As head of the nation's largest Roman Catholic archdiocese and president of the U.S. Conference of Catholic Bishops, Dolan is one of the best-known religious figures in the United States.
"He is a man of great intelligence and personal warmth, and a dedicated shepherd of the church," said the Rev. John Jenkins, Notre Dame's president. "We were pleased to have him here in 2011 to give the inaugural lecture for the Notre Dame Project on Human Dignity, and we are grateful that he has accepted our invitation to join us in celebrating the achievements of our students and to provide them with words of wisdom as they set out into the world."
Jenkins was criticized for inviting President Barack Obama to give the commencement speech in 2009 because his policies on stem cell research and abortion run counter to Catholic teaching. Obama's appearance, including being awarded an honorary degree, sparked protests and led dozens of bishops questioned Jenkins' judgment.
NBC News anchor Brian Williams was the main speaker in 2010, then-Defense Secretary Robert Gates gave the speech in 2011 and alumna Haley Scott DeMaria, who was severely injured when a bus carrying the Notre Dame women's swim team crashed on the Indiana Toll Road in 1992, spoke last year.

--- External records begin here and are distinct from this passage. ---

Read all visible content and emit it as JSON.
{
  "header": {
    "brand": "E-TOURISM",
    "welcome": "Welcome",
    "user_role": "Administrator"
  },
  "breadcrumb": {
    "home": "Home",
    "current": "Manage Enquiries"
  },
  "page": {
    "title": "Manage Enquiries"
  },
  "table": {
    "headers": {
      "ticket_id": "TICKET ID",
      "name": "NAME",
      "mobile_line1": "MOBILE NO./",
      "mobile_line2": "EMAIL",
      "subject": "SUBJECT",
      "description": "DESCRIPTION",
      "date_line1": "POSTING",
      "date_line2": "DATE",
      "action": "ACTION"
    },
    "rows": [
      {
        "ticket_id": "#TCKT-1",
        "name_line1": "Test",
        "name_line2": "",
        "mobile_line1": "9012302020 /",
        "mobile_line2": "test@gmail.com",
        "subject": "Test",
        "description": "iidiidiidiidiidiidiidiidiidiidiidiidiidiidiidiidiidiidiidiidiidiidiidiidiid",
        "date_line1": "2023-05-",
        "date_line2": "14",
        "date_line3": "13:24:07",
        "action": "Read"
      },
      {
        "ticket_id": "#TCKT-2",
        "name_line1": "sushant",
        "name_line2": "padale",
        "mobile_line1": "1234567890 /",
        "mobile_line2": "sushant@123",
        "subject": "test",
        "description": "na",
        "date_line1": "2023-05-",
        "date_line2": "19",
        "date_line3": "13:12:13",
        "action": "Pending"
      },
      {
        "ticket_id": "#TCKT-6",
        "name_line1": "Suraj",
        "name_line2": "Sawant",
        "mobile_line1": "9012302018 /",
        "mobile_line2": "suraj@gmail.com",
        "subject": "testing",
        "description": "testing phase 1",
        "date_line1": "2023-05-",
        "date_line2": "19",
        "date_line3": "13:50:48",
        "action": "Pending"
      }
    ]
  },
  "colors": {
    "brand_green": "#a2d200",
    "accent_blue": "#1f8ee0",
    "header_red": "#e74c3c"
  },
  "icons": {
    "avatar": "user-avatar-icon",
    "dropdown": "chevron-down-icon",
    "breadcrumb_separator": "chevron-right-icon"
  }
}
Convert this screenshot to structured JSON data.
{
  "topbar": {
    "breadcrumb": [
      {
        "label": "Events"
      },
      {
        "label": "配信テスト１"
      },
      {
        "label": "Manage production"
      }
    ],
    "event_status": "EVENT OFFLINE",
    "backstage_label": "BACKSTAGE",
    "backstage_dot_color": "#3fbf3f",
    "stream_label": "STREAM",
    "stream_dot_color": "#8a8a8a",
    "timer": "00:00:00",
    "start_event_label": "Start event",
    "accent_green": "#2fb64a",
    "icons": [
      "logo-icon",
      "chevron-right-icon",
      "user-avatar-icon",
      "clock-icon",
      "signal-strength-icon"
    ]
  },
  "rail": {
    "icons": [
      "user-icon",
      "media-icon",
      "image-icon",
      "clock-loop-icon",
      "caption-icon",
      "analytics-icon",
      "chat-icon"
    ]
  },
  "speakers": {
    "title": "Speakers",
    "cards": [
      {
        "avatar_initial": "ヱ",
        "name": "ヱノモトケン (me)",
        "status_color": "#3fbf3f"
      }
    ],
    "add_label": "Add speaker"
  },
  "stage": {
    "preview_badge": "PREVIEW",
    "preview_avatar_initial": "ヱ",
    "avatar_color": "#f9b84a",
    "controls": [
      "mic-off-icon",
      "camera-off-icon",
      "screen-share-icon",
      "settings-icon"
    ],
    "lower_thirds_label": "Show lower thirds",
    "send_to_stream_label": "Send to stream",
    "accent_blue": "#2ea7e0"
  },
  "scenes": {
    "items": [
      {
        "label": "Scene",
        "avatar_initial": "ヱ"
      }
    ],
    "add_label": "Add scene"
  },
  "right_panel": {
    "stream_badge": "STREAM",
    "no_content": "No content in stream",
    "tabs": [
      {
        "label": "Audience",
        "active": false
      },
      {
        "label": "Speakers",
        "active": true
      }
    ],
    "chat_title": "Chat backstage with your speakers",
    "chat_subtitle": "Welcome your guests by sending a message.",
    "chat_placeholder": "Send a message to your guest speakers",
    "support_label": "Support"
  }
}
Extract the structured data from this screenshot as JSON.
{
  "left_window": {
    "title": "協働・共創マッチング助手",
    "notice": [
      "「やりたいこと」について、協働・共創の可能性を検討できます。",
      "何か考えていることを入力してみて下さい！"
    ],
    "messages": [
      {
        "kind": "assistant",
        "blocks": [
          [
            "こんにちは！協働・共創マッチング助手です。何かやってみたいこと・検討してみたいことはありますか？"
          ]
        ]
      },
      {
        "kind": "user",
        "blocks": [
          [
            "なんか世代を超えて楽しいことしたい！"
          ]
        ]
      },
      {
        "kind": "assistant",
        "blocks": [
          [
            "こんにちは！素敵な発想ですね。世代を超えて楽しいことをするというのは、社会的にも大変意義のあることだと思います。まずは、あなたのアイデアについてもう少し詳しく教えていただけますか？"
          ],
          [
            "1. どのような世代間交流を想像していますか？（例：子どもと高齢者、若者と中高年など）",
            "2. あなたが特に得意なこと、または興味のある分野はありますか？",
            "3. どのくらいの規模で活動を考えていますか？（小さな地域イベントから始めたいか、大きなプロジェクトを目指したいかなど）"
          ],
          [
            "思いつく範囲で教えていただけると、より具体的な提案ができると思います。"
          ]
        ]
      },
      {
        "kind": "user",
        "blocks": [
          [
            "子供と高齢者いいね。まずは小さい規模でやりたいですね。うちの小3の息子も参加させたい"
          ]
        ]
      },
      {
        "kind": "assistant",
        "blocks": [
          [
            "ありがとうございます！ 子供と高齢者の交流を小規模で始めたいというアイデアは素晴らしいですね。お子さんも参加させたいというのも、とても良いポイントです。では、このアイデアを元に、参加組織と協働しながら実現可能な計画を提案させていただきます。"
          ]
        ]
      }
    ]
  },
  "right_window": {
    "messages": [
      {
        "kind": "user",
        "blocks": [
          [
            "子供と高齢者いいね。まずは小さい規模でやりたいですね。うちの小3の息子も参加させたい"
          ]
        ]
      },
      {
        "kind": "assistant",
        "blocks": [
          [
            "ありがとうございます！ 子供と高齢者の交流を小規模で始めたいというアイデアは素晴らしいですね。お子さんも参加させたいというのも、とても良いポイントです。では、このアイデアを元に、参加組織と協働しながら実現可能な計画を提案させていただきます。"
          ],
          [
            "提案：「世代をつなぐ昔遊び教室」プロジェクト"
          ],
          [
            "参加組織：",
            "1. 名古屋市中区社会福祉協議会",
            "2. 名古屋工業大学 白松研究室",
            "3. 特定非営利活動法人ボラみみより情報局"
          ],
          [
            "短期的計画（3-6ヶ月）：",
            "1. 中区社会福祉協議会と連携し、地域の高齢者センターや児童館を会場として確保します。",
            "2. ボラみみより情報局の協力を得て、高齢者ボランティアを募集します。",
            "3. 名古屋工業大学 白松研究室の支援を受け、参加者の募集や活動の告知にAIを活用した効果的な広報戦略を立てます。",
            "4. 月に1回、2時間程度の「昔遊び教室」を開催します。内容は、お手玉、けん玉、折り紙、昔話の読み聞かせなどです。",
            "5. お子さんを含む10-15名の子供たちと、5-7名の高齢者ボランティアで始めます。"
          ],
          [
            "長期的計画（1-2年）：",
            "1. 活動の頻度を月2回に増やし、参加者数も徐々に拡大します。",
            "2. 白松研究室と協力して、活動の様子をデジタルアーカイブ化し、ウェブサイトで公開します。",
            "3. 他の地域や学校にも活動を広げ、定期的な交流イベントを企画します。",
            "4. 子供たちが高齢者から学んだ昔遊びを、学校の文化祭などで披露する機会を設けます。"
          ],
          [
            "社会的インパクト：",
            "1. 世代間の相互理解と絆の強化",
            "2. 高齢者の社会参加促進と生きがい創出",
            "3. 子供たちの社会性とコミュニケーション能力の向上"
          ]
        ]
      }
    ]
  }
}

The 63-year-old Dolan was installed as archbishop of New York in 2009 after serving as archbishop of Milwaukee. He was elevated to cardinal a year ago. He gave a speech on spreading the faith that was highly praised and was mentioned in some Italian media as someone having the qualities of a future pope. He also gave benedictions at both the Republican and Democratic national conventions.
Dolan will be part of the College of Cardinals meeting soon to elect a new pope.
Dolan also will receive an honorary degree from Notre Dame at the May 19 commencement.